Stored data
□ □ □ □ □

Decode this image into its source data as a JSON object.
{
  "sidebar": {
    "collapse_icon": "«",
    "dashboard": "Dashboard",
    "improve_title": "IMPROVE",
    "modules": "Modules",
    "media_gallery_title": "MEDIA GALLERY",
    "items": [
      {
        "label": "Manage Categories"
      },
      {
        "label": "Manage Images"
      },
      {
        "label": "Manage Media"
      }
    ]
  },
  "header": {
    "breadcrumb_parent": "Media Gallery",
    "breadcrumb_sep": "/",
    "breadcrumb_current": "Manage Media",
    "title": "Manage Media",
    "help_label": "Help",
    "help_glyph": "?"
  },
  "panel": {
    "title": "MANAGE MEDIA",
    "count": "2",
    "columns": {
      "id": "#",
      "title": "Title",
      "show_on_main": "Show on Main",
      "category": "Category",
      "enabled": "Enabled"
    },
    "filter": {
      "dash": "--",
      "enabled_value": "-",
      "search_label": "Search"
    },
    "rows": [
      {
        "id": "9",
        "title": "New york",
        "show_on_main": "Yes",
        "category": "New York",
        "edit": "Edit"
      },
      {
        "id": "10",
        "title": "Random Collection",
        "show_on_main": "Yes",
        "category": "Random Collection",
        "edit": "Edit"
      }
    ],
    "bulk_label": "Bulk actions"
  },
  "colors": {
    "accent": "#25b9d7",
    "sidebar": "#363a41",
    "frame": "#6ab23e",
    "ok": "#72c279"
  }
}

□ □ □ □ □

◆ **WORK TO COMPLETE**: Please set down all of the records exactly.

◆ **EXERCISE RESULT**:
Decode this image into its source data as a JSON object.
{
  "sidebar": {
    "collapse_icon": "«",
    "dashboard": "Dashboard",
    "improve_title": "IMPROVE",
    "modules": "Modules",
    "media_gallery_title": "MEDIA GALLERY",
    "items": [
      {
        "label": "Manage Categories"
      },
      {
        "label": "Manage Images"
      },
      {
        "label": "Manage Media"
      }
    ]
  },
  "header": {
    "breadcrumb_parent": "Media Gallery",
    "breadcrumb_sep": "/",
    "breadcrumb_current": "Manage Media",
    "title": "Manage Media",
    "help_label": "Help",
    "help_glyph": "?"
  },
  "panel": {
    "title": "MANAGE MEDIA",
    "count": "2",
    "columns": {
      "id": "#",
      "title": "Title",
      "show_on_main": "Show on Main",
      "category": "Category",
      "enabled": "Enabled"
    },
    "filter": {
      "dash": "--",
      "enabled_value": "-",
      "search_label": "Search"
    },
    "rows": [
      {
        "id": "9",
        "title": "New york",
        "show_on_main": "Yes",
        "category": "New York",
        "edit": "Edit"
      },
      {
        "id": "10",
        "title": "Random Collection",
        "show_on_main": "Yes",
        "category": "Random Collection",
        "edit": "Edit"
      }
    ],
    "bulk_label": "Bulk actions"
  },
  "colors": {
    "accent": "#25b9d7",
    "sidebar": "#363a41",
    "frame": "#6ab23e",
    "ok": "#72c279"
  }
}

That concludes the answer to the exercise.